INSTRUCTIONS FOR THE TASK
No pictures are to be included when the entries below are reproduced exactly.

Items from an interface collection
..........

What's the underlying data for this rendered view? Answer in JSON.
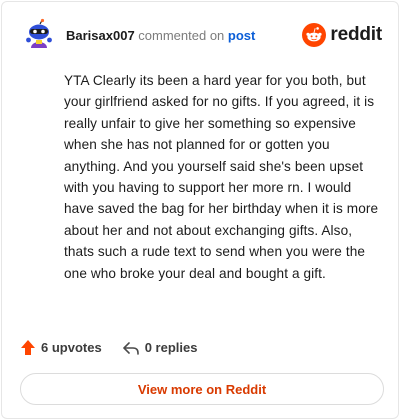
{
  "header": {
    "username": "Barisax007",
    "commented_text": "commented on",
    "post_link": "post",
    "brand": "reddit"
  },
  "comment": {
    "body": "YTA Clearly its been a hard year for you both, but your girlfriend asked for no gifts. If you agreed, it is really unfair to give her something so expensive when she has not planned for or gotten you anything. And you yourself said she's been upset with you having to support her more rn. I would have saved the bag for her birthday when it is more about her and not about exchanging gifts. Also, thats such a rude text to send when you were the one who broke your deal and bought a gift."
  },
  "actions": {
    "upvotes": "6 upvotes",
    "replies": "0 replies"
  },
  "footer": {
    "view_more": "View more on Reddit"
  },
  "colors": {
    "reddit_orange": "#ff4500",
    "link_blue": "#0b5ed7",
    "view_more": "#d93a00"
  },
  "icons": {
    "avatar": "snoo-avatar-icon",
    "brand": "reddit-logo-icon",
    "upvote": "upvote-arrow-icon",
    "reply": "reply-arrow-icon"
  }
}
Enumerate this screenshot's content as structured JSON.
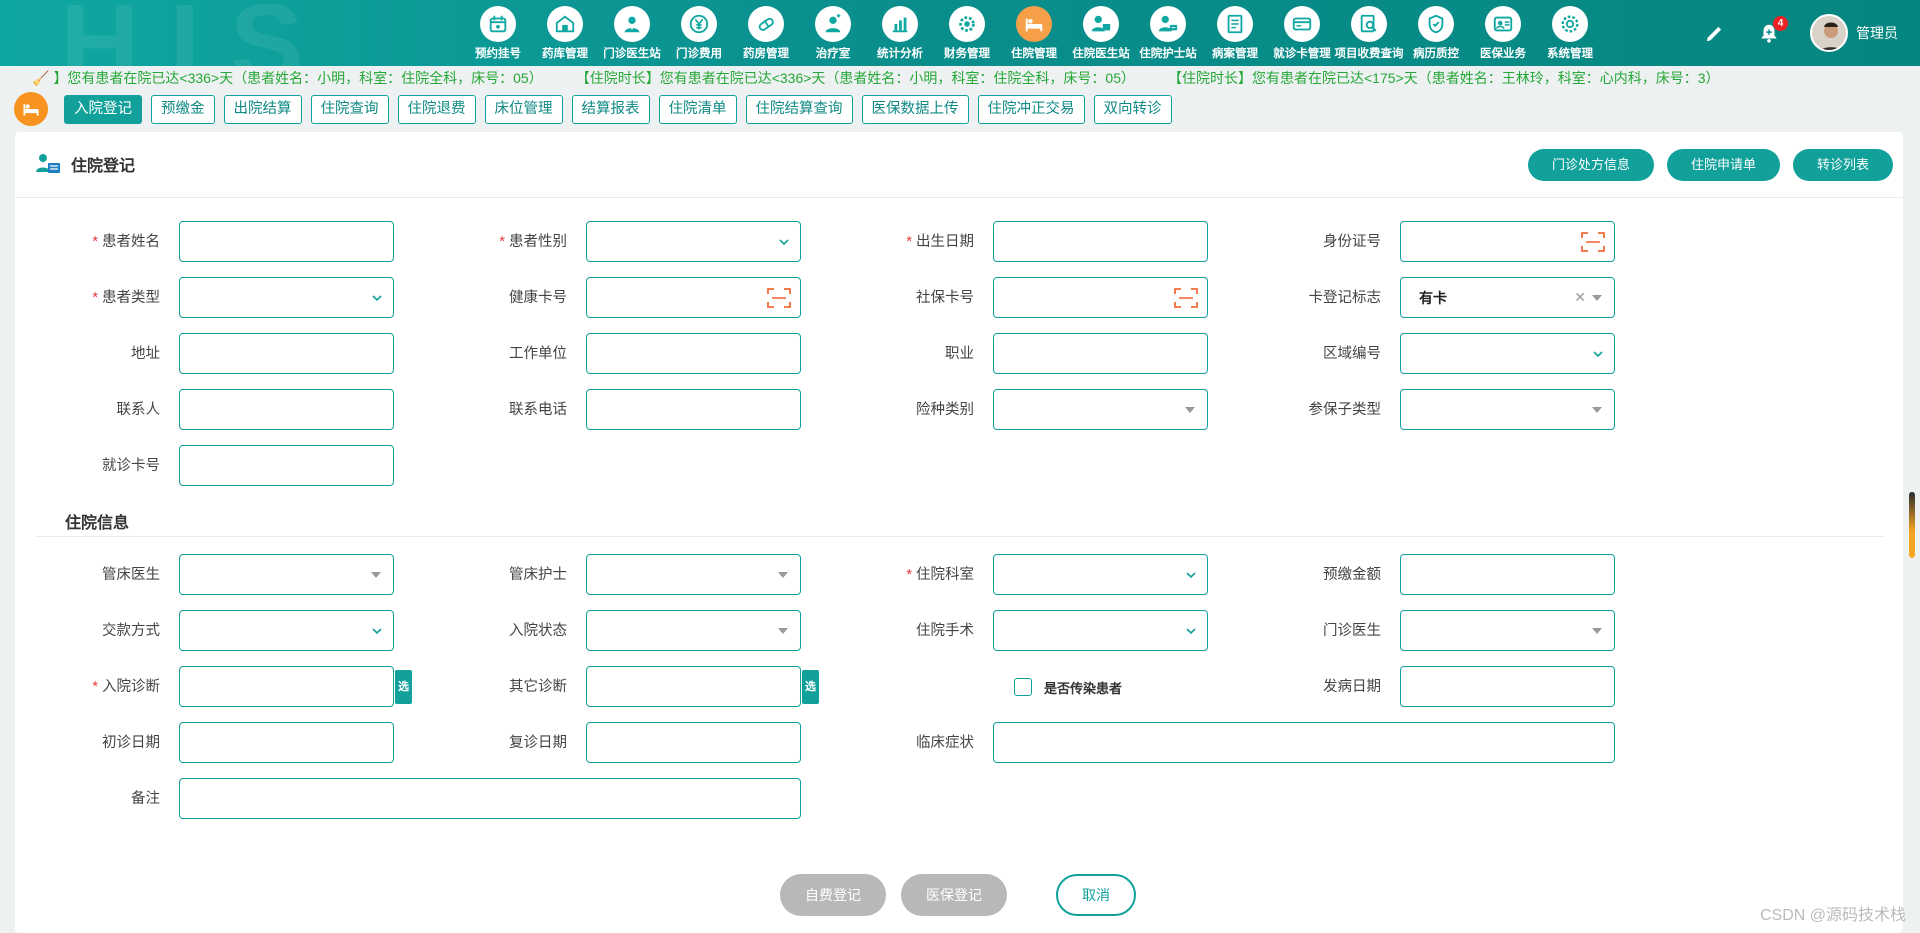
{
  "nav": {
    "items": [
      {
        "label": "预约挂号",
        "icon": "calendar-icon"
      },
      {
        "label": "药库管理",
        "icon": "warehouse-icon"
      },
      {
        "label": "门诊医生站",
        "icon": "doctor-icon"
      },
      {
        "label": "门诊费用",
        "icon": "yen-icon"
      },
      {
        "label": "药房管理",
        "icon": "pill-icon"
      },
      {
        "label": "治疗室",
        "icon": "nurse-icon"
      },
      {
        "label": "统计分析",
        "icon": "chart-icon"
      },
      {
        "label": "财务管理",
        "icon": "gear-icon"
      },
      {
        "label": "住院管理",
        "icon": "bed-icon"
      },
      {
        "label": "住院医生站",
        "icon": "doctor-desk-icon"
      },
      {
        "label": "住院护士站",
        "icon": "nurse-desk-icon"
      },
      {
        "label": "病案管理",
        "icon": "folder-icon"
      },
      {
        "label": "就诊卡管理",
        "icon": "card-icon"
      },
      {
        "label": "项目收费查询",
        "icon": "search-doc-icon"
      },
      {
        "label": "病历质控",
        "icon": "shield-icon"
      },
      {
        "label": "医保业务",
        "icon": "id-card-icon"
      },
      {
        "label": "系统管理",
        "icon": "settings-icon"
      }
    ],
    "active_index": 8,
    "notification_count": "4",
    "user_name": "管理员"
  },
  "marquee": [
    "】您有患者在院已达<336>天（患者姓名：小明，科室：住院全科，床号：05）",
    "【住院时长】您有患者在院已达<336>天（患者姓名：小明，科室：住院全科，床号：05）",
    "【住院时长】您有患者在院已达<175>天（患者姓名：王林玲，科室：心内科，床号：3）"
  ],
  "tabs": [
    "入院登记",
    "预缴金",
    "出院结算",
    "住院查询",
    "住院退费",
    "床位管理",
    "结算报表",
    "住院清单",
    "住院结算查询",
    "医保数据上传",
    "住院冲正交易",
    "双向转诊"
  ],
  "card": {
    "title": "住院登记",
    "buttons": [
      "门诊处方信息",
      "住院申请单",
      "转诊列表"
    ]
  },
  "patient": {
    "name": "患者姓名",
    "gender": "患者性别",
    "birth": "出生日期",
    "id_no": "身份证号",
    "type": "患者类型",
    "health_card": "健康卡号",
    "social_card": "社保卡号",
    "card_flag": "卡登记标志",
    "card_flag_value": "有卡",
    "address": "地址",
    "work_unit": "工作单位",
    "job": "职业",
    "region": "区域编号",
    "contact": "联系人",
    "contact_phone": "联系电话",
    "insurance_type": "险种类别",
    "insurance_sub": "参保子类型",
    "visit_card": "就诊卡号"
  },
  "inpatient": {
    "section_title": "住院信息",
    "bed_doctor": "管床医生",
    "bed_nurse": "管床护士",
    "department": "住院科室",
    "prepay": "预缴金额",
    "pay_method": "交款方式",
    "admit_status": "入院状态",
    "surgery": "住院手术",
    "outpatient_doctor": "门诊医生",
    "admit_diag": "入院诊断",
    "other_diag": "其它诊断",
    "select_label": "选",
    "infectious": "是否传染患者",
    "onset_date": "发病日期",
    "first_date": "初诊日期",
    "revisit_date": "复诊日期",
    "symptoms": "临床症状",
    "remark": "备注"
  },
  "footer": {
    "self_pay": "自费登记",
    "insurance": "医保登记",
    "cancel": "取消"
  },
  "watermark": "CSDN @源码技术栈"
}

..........

RESULT FOR THIS TASK
What's the underlying data for this rendered view? Answer in JSON.
{
  "header": {
    "username": "Barisax007",
    "commented_text": "commented on",
    "post_link": "post",
    "brand": "reddit"
  },
  "comment": {
    "body": "YTA Clearly its been a hard year for you both, but your girlfriend asked for no gifts. If you agreed, it is really unfair to give her something so expensive when she has not planned for or gotten you anything. And you yourself said she's been upset with you having to support her more rn. I would have saved the bag for her birthday when it is more about her and not about exchanging gifts. Also, thats such a rude text to send when you were the one who broke your deal and bought a gift."
  },
  "actions": {
    "upvotes": "6 upvotes",
    "replies": "0 replies"
  },
  "footer": {
    "view_more": "View more on Reddit"
  },
  "colors": {
    "reddit_orange": "#ff4500",
    "link_blue": "#0b5ed7",
    "view_more": "#d93a00"
  },
  "icons": {
    "avatar": "snoo-avatar-icon",
    "brand": "reddit-logo-icon",
    "upvote": "upvote-arrow-icon",
    "reply": "reply-arrow-icon"
  }
}
Enumerate this screenshot's content as structured JSON.
{
  "nav": {
    "items": [
      {
        "label": "预约挂号",
        "icon": "calendar-icon"
      },
      {
        "label": "药库管理",
        "icon": "warehouse-icon"
      },
      {
        "label": "门诊医生站",
        "icon": "doctor-icon"
      },
      {
        "label": "门诊费用",
        "icon": "yen-icon"
      },
      {
        "label": "药房管理",
        "icon": "pill-icon"
      },
      {
        "label": "治疗室",
        "icon": "nurse-icon"
      },
      {
        "label": "统计分析",
        "icon": "chart-icon"
      },
      {
        "label": "财务管理",
        "icon": "gear-icon"
      },
      {
        "label": "住院管理",
        "icon": "bed-icon"
      },
      {
        "label": "住院医生站",
        "icon": "doctor-desk-icon"
      },
      {
        "label": "住院护士站",
        "icon": "nurse-desk-icon"
      },
      {
        "label": "病案管理",
        "icon": "folder-icon"
      },
      {
        "label": "就诊卡管理",
        "icon": "card-icon"
      },
      {
        "label": "项目收费查询",
        "icon": "search-doc-icon"
      },
      {
        "label": "病历质控",
        "icon": "shield-icon"
      },
      {
        "label": "医保业务",
        "icon": "id-card-icon"
      },
      {
        "label": "系统管理",
        "icon": "settings-icon"
      }
    ],
    "active_index": 8,
    "notification_count": "4",
    "user_name": "管理员"
  },
  "marquee": [
    "】您有患者在院已达<336>天（患者姓名：小明，科室：住院全科，床号：05）",
    "【住院时长】您有患者在院已达<336>天（患者姓名：小明，科室：住院全科，床号：05）",
    "【住院时长】您有患者在院已达<175>天（患者姓名：王林玲，科室：心内科，床号：3）"
  ],
  "tabs": [
    "入院登记",
    "预缴金",
    "出院结算",
    "住院查询",
    "住院退费",
    "床位管理",
    "结算报表",
    "住院清单",
    "住院结算查询",
    "医保数据上传",
    "住院冲正交易",
    "双向转诊"
  ],
  "card": {
    "title": "住院登记",
    "buttons": [
      "门诊处方信息",
      "住院申请单",
      "转诊列表"
    ]
  },
  "patient": {
    "name": "患者姓名",
    "gender": "患者性别",
    "birth": "出生日期",
    "id_no": "身份证号",
    "type": "患者类型",
    "health_card": "健康卡号",
    "social_card": "社保卡号",
    "card_flag": "卡登记标志",
    "card_flag_value": "有卡",
    "address": "地址",
    "work_unit": "工作单位",
    "job": "职业",
    "region": "区域编号",
    "contact": "联系人",
    "contact_phone": "联系电话",
    "insurance_type": "险种类别",
    "insurance_sub": "参保子类型",
    "visit_card": "就诊卡号"
  },
  "inpatient": {
    "section_title": "住院信息",
    "bed_doctor": "管床医生",
    "bed_nurse": "管床护士",
    "department": "住院科室",
    "prepay": "预缴金额",
    "pay_method": "交款方式",
    "admit_status": "入院状态",
    "surgery": "住院手术",
    "outpatient_doctor": "门诊医生",
    "admit_diag": "入院诊断",
    "other_diag": "其它诊断",
    "select_label": "选",
    "infectious": "是否传染患者",
    "onset_date": "发病日期",
    "first_date": "初诊日期",
    "revisit_date": "复诊日期",
    "symptoms": "临床症状",
    "remark": "备注"
  },
  "footer": {
    "self_pay": "自费登记",
    "insurance": "医保登记",
    "cancel": "取消"
  },
  "watermark": "CSDN @源码技术栈"
}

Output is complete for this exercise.